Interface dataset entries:

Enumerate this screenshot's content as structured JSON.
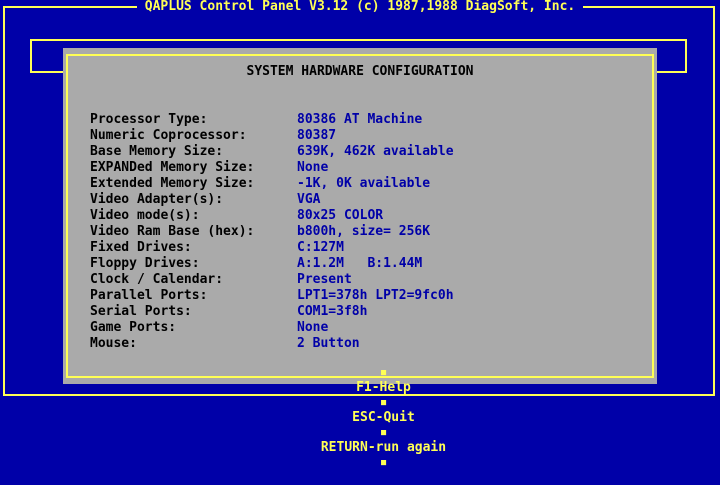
{
  "window": {
    "title": "QAPLUS Control Panel V3.12 (c) 1987,1988 DiagSoft, Inc."
  },
  "dialog": {
    "title": "SYSTEM HARDWARE CONFIGURATION",
    "rows": [
      {
        "label": "Processor Type:",
        "value": "80386 AT Machine"
      },
      {
        "label": "Numeric Coprocessor:",
        "value": "80387"
      },
      {
        "label": "Base Memory Size:",
        "value": "639K, 462K available"
      },
      {
        "label": "EXPANDed Memory Size:",
        "value": "None"
      },
      {
        "label": "Extended Memory Size:",
        "value": "-1K, 0K available"
      },
      {
        "label": "Video Adapter(s):",
        "value": "VGA"
      },
      {
        "label": "Video mode(s):",
        "value": "80x25 COLOR"
      },
      {
        "label": "Video Ram Base (hex):",
        "value": "b800h, size= 256K"
      },
      {
        "label": "Fixed Drives:",
        "value": "C:127M"
      },
      {
        "label": "Floppy Drives:",
        "value": "A:1.2M   B:1.44M"
      },
      {
        "label": "Clock / Calendar:",
        "value": "Present"
      },
      {
        "label": "Parallel Ports:",
        "value": "LPT1=378h LPT2=9fc0h"
      },
      {
        "label": "Serial Ports:",
        "value": "COM1=3f8h"
      },
      {
        "label": "Game Ports:",
        "value": "None"
      },
      {
        "label": "Mouse:",
        "value": "2 Button"
      }
    ]
  },
  "footer": {
    "bullet": "▪",
    "f1_label": "F1-Help",
    "esc_label": "ESC-Quit",
    "return_label": "RETURN-run again"
  },
  "colors": {
    "background": "#0000a8",
    "panel": "#aaaaaa",
    "frame": "#ffff55",
    "label_text": "#000000",
    "value_text": "#0000a8"
  }
}
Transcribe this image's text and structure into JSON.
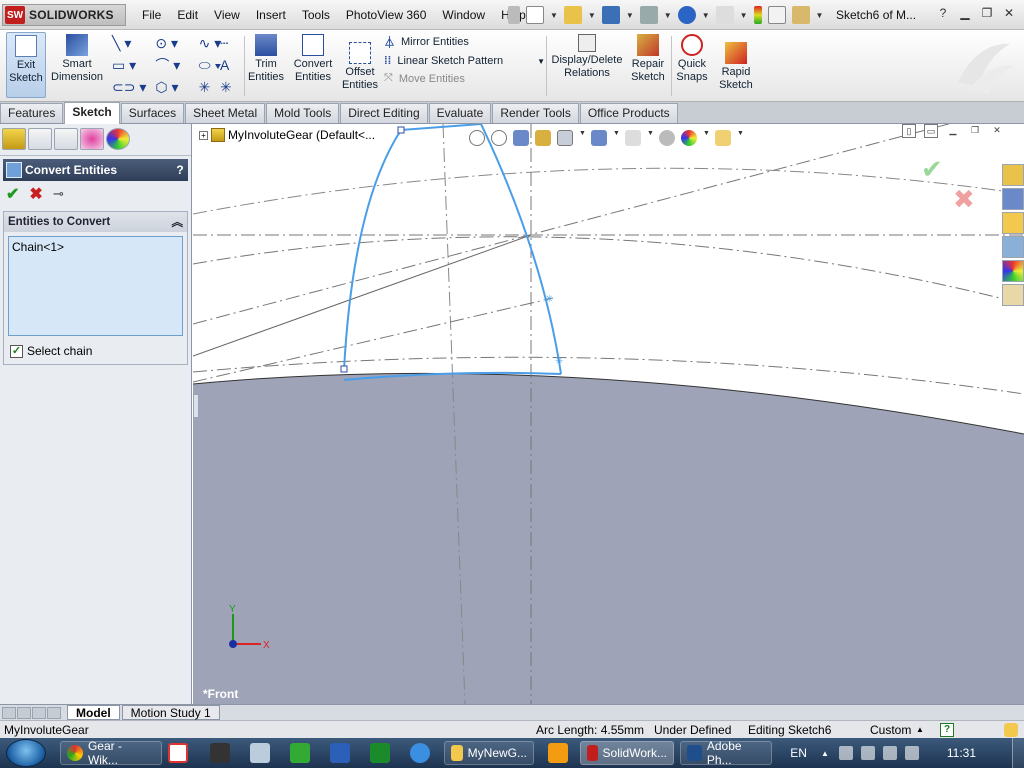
{
  "app": {
    "logo_text": "SOLIDWORKS",
    "logo_mark": "SW",
    "document_title": "Sketch6 of M...",
    "help_label": "?"
  },
  "menu": [
    "File",
    "Edit",
    "View",
    "Insert",
    "Tools",
    "PhotoView 360",
    "Window",
    "Help"
  ],
  "command_manager": {
    "exit_sketch": "Exit\nSketch",
    "smart_dimension": "Smart\nDimension",
    "trim_entities": "Trim\nEntities",
    "convert_entities": "Convert\nEntities",
    "offset_entities": "Offset\nEntities",
    "mirror_entities": "Mirror Entities",
    "linear_sketch_pattern": "Linear Sketch Pattern",
    "move_entities": "Move Entities",
    "display_delete_relations": "Display/Delete\nRelations",
    "repair_sketch": "Repair\nSketch",
    "quick_snaps": "Quick\nSnaps",
    "rapid_sketch": "Rapid\nSketch"
  },
  "tabs": [
    {
      "label": "Features",
      "active": false
    },
    {
      "label": "Sketch",
      "active": true
    },
    {
      "label": "Surfaces",
      "active": false
    },
    {
      "label": "Sheet Metal",
      "active": false
    },
    {
      "label": "Mold Tools",
      "active": false
    },
    {
      "label": "Direct Editing",
      "active": false
    },
    {
      "label": "Evaluate",
      "active": false
    },
    {
      "label": "Render Tools",
      "active": false
    },
    {
      "label": "Office Products",
      "active": false
    }
  ],
  "property_manager": {
    "title": "Convert Entities",
    "help": "?",
    "group_title": "Entities to Convert",
    "selection_item": "Chain<1>",
    "select_chain_label": "Select chain",
    "select_chain_checked": true
  },
  "graphics": {
    "tree_item": "MyInvoluteGear  (Default<...",
    "view_label": "*Front",
    "axis_x": "X",
    "axis_y": "Y"
  },
  "bottom_tabs": [
    {
      "label": "Model",
      "active": true
    },
    {
      "label": "Motion Study 1",
      "active": false
    }
  ],
  "status": {
    "model_name": "MyInvoluteGear",
    "arc_length": "Arc Length: 4.55mm",
    "sketch_state": "Under Defined",
    "editing": "Editing Sketch6",
    "units": "Custom"
  },
  "taskbar": {
    "items": [
      {
        "label": "Gear - Wik...",
        "color": "#e8a21e"
      },
      {
        "label": "MyNewG...",
        "color": "#f2c94c"
      },
      {
        "label": "SolidWork...",
        "color": "#c21e1e"
      },
      {
        "label": "Adobe Ph...",
        "color": "#1e4f8c"
      }
    ],
    "lang": "EN",
    "clock": "11:31"
  },
  "colors": {
    "sketch_blue": "#4a9ee8",
    "gear_body": "#9ea3b8",
    "accent": "#2f3e58"
  }
}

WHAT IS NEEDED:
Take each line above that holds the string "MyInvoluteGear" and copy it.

ANSWER BELOW:
    "tree_item": "MyInvoluteGear  (Default<...",
    "model_name": "MyInvoluteGear",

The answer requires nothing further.